# [Task objective]
Each line in the listing below that contains "preview" should be returned.

--------

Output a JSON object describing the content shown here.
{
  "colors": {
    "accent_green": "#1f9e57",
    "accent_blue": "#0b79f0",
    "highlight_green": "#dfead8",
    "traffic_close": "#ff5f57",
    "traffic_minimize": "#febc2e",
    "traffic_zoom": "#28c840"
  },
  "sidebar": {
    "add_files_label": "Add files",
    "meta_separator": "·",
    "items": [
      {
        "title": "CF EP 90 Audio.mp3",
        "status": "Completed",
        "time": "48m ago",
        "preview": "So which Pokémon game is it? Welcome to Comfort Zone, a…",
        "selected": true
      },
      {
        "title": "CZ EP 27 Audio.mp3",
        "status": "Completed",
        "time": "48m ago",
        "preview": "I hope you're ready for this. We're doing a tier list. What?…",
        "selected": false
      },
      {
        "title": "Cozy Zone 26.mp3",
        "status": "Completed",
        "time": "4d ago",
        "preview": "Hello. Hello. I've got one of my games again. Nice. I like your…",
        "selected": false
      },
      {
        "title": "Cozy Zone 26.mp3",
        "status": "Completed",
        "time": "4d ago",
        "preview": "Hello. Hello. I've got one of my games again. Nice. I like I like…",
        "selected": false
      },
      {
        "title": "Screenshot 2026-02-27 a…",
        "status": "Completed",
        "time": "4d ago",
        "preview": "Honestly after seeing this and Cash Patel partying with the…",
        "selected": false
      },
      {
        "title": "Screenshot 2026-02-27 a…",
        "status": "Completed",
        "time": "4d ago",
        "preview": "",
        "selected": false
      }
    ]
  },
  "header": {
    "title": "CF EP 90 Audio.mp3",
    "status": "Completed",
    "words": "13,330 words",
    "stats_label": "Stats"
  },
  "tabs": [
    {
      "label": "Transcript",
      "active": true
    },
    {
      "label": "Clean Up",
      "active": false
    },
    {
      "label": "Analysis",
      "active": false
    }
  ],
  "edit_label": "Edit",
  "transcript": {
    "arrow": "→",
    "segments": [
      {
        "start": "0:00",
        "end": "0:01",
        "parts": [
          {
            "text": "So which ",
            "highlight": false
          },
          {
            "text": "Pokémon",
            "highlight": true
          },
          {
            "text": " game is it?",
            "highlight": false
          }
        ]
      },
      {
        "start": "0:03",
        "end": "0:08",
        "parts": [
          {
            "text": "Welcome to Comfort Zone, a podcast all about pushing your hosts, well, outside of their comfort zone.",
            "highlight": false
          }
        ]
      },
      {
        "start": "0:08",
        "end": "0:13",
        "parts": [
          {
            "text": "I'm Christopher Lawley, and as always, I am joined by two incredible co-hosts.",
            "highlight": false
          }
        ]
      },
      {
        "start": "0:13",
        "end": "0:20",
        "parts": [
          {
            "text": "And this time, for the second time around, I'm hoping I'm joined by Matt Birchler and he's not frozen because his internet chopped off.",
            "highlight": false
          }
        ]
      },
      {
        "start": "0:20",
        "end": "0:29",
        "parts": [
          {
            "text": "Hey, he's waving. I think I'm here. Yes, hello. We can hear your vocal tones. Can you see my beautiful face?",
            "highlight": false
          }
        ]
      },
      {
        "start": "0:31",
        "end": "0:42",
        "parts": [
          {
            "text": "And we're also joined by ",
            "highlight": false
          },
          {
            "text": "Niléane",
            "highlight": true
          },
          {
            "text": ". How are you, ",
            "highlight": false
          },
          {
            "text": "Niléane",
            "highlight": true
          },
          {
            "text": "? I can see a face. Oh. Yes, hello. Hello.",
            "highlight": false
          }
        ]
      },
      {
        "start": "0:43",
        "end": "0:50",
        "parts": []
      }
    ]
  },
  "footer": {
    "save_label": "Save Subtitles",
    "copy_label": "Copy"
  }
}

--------

# [Response to this task]
        "preview": "So which Pokémon game is it? Welcome to Comfort Zone, a…",
        "preview": "I hope you're ready for this. We're doing a tier list. What?…",
        "preview": "Hello. Hello. I've got one of my games again. Nice. I like your…",
        "preview": "Hello. Hello. I've got one of my games again. Nice. I like I like…",
        "preview": "Honestly after seeing this and Cash Patel partying with the…",
        "preview": "",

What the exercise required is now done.